The output should be all entries, each matching the original exactly.

### Records to use

•••

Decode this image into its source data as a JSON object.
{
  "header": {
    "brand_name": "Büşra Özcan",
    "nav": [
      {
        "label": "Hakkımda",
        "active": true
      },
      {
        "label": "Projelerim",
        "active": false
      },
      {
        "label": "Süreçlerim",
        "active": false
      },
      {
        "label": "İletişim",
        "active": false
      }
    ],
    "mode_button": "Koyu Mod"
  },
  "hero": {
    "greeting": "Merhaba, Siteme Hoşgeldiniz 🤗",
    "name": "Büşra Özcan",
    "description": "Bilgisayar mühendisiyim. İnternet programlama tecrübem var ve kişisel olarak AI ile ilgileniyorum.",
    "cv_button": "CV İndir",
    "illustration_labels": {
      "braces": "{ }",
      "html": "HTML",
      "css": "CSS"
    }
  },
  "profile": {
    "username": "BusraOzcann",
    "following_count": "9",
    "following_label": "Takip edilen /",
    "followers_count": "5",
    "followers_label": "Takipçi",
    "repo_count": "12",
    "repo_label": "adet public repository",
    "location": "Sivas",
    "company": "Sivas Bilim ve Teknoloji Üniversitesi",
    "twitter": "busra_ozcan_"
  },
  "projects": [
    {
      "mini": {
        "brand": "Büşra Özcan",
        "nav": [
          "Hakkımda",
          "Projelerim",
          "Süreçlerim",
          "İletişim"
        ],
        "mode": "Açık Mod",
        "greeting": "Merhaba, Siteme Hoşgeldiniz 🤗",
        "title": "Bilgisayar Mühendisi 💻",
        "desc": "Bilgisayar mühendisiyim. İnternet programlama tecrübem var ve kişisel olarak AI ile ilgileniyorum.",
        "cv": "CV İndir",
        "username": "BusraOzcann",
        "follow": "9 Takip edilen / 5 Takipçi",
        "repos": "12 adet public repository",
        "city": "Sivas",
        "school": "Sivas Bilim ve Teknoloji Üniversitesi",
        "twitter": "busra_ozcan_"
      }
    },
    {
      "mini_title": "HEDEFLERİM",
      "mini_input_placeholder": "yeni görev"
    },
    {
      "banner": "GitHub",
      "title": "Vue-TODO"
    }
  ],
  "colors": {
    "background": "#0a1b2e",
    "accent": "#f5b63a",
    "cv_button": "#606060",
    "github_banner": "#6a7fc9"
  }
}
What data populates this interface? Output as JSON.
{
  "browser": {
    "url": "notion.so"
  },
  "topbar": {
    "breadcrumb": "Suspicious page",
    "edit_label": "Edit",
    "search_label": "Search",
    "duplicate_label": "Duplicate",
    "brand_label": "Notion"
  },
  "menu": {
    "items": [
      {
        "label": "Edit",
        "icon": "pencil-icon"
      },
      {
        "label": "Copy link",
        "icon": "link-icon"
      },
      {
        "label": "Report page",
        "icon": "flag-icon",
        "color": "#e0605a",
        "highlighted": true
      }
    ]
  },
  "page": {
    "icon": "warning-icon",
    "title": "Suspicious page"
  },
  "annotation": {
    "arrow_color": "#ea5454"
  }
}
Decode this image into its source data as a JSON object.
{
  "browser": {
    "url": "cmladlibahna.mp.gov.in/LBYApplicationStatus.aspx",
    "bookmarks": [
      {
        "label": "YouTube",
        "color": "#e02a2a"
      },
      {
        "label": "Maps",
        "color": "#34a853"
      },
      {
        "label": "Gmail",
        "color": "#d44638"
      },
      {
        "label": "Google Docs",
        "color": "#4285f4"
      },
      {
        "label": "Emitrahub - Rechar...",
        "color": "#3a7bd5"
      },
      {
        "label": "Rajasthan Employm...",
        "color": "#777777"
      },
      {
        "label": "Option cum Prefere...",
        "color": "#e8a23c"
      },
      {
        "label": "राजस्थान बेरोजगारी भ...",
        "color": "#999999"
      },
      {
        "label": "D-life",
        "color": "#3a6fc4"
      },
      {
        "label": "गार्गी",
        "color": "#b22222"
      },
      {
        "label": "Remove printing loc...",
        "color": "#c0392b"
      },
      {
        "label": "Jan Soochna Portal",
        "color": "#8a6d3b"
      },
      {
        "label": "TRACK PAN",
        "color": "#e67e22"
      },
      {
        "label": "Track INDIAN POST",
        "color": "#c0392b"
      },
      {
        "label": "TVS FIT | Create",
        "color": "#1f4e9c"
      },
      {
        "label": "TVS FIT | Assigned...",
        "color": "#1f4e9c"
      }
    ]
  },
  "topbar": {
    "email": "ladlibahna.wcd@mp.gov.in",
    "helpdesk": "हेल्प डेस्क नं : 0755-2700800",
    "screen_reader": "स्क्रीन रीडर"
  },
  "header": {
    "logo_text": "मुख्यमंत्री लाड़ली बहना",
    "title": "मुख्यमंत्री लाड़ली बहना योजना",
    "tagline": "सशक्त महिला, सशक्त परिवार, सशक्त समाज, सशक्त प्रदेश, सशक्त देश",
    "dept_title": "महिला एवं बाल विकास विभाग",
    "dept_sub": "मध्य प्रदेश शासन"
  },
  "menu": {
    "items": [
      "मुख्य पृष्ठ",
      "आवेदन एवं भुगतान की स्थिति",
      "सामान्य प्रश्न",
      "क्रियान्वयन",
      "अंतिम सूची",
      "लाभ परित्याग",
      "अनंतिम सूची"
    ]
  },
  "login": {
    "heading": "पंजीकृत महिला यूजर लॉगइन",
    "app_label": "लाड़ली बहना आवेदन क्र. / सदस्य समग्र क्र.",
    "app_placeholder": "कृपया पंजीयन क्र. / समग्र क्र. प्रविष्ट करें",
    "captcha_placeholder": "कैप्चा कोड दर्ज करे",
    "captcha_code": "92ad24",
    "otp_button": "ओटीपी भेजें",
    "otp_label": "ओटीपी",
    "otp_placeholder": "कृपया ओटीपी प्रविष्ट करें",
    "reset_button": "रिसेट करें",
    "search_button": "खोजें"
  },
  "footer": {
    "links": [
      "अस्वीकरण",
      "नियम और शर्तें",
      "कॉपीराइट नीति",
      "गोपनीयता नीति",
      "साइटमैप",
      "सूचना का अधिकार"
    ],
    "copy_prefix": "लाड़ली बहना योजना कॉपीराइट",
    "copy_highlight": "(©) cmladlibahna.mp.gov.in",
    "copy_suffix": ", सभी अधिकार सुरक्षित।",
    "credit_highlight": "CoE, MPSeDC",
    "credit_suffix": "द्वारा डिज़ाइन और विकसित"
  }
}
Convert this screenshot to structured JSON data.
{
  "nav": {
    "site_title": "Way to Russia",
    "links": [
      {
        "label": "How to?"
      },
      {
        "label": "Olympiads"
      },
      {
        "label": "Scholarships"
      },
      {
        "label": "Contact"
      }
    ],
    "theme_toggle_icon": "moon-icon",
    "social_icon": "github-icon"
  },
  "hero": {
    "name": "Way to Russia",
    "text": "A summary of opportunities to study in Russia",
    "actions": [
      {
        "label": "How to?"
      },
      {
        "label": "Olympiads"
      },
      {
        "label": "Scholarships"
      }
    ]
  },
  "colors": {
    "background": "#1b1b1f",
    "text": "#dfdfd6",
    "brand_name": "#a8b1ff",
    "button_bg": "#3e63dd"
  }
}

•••

### Your response
Decode this image into its source data as a JSON object.
{
  "header": {
    "brand_name": "Büşra Özcan",
    "nav": [
      {
        "label": "Hakkımda",
        "active": true
      },
      {
        "label": "Projelerim",
        "active": false
      },
      {
        "label": "Süreçlerim",
        "active": false
      },
      {
        "label": "İletişim",
        "active": false
      }
    ],
    "mode_button": "Koyu Mod"
  },
  "hero": {
    "greeting": "Merhaba, Siteme Hoşgeldiniz 🤗",
    "name": "Büşra Özcan",
    "description": "Bilgisayar mühendisiyim. İnternet programlama tecrübem var ve kişisel olarak AI ile ilgileniyorum.",
    "cv_button": "CV İndir",
    "illustration_labels": {
      "braces": "{ }",
      "html": "HTML",
      "css": "CSS"
    }
  },
  "profile": {
    "username": "BusraOzcann",
    "following_count": "9",
    "following_label": "Takip edilen /",
    "followers_count": "5",
    "followers_label": "Takipçi",
    "repo_count": "12",
    "repo_label": "adet public repository",
    "location": "Sivas",
    "company": "Sivas Bilim ve Teknoloji Üniversitesi",
    "twitter": "busra_ozcan_"
  },
  "projects": [
    {
      "mini": {
        "brand": "Büşra Özcan",
        "nav": [
          "Hakkımda",
          "Projelerim",
          "Süreçlerim",
          "İletişim"
        ],
        "mode": "Açık Mod",
        "greeting": "Merhaba, Siteme Hoşgeldiniz 🤗",
        "title": "Bilgisayar Mühendisi 💻",
        "desc": "Bilgisayar mühendisiyim. İnternet programlama tecrübem var ve kişisel olarak AI ile ilgileniyorum.",
        "cv": "CV İndir",
        "username": "BusraOzcann",
        "follow": "9 Takip edilen / 5 Takipçi",
        "repos": "12 adet public repository",
        "city": "Sivas",
        "school": "Sivas Bilim ve Teknoloji Üniversitesi",
        "twitter": "busra_ozcan_"
      }
    },
    {
      "mini_title": "HEDEFLERİM",
      "mini_input_placeholder": "yeni görev"
    },
    {
      "banner": "GitHub",
      "title": "Vue-TODO"
    }
  ],
  "colors": {
    "background": "#0a1b2e",
    "accent": "#f5b63a",
    "cv_button": "#606060",
    "github_banner": "#6a7fc9"
  }
}
What data populates this interface? Output as JSON.
{
  "browser": {
    "url": "notion.so"
  },
  "topbar": {
    "breadcrumb": "Suspicious page",
    "edit_label": "Edit",
    "search_label": "Search",
    "duplicate_label": "Duplicate",
    "brand_label": "Notion"
  },
  "menu": {
    "items": [
      {
        "label": "Edit",
        "icon": "pencil-icon"
      },
      {
        "label": "Copy link",
        "icon": "link-icon"
      },
      {
        "label": "Report page",
        "icon": "flag-icon",
        "color": "#e0605a",
        "highlighted": true
      }
    ]
  },
  "page": {
    "icon": "warning-icon",
    "title": "Suspicious page"
  },
  "annotation": {
    "arrow_color": "#ea5454"
  }
}
Decode this image into its source data as a JSON object.
{
  "browser": {
    "url": "cmladlibahna.mp.gov.in/LBYApplicationStatus.aspx",
    "bookmarks": [
      {
        "label": "YouTube",
        "color": "#e02a2a"
      },
      {
        "label": "Maps",
        "color": "#34a853"
      },
      {
        "label": "Gmail",
        "color": "#d44638"
      },
      {
        "label": "Google Docs",
        "color": "#4285f4"
      },
      {
        "label": "Emitrahub - Rechar...",
        "color": "#3a7bd5"
      },
      {
        "label": "Rajasthan Employm...",
        "color": "#777777"
      },
      {
        "label": "Option cum Prefere...",
        "color": "#e8a23c"
      },
      {
        "label": "राजस्थान बेरोजगारी भ...",
        "color": "#999999"
      },
      {
        "label": "D-life",
        "color": "#3a6fc4"
      },
      {
        "label": "गार्गी",
        "color": "#b22222"
      },
      {
        "label": "Remove printing loc...",
        "color": "#c0392b"
      },
      {
        "label": "Jan Soochna Portal",
        "color": "#8a6d3b"
      },
      {
        "label": "TRACK PAN",
        "color": "#e67e22"
      },
      {
        "label": "Track INDIAN POST",
        "color": "#c0392b"
      },
      {
        "label": "TVS FIT | Create",
        "color": "#1f4e9c"
      },
      {
        "label": "TVS FIT | Assigned...",
        "color": "#1f4e9c"
      }
    ]
  },
  "topbar": {
    "email": "ladlibahna.wcd@mp.gov.in",
    "helpdesk": "हेल्प डेस्क नं : 0755-2700800",
    "screen_reader": "स्क्रीन रीडर"
  },
  "header": {
    "logo_text": "मुख्यमंत्री लाड़ली बहना",
    "title": "मुख्यमंत्री लाड़ली बहना योजना",
    "tagline": "सशक्त महिला, सशक्त परिवार, सशक्त समाज, सशक्त प्रदेश, सशक्त देश",
    "dept_title": "महिला एवं बाल विकास विभाग",
    "dept_sub": "मध्य प्रदेश शासन"
  },
  "menu": {
    "items": [
      "मुख्य पृष्ठ",
      "आवेदन एवं भुगतान की स्थिति",
      "सामान्य प्रश्न",
      "क्रियान्वयन",
      "अंतिम सूची",
      "लाभ परित्याग",
      "अनंतिम सूची"
    ]
  },
  "login": {
    "heading": "पंजीकृत महिला यूजर लॉगइन",
    "app_label": "लाड़ली बहना आवेदन क्र. / सदस्य समग्र क्र.",
    "app_placeholder": "कृपया पंजीयन क्र. / समग्र क्र. प्रविष्ट करें",
    "captcha_placeholder": "कैप्चा कोड दर्ज करे",
    "captcha_code": "92ad24",
    "otp_button": "ओटीपी भेजें",
    "otp_label": "ओटीपी",
    "otp_placeholder": "कृपया ओटीपी प्रविष्ट करें",
    "reset_button": "रिसेट करें",
    "search_button": "खोजें"
  },
  "footer": {
    "links": [
      "अस्वीकरण",
      "नियम और शर्तें",
      "कॉपीराइट नीति",
      "गोपनीयता नीति",
      "साइटमैप",
      "सूचना का अधिकार"
    ],
    "copy_prefix": "लाड़ली बहना योजना कॉपीराइट",
    "copy_highlight": "(©) cmladlibahna.mp.gov.in",
    "copy_suffix": ", सभी अधिकार सुरक्षित।",
    "credit_highlight": "CoE, MPSeDC",
    "credit_suffix": "द्वारा डिज़ाइन और विकसित"
  }
}
Convert this screenshot to structured JSON data.
{
  "nav": {
    "site_title": "Way to Russia",
    "links": [
      {
        "label": "How to?"
      },
      {
        "label": "Olympiads"
      },
      {
        "label": "Scholarships"
      },
      {
        "label": "Contact"
      }
    ],
    "theme_toggle_icon": "moon-icon",
    "social_icon": "github-icon"
  },
  "hero": {
    "name": "Way to Russia",
    "text": "A summary of opportunities to study in Russia",
    "actions": [
      {
        "label": "How to?"
      },
      {
        "label": "Olympiads"
      },
      {
        "label": "Scholarships"
      }
    ]
  },
  "colors": {
    "background": "#1b1b1f",
    "text": "#dfdfd6",
    "brand_name": "#a8b1ff",
    "button_bg": "#3e63dd"
  }
}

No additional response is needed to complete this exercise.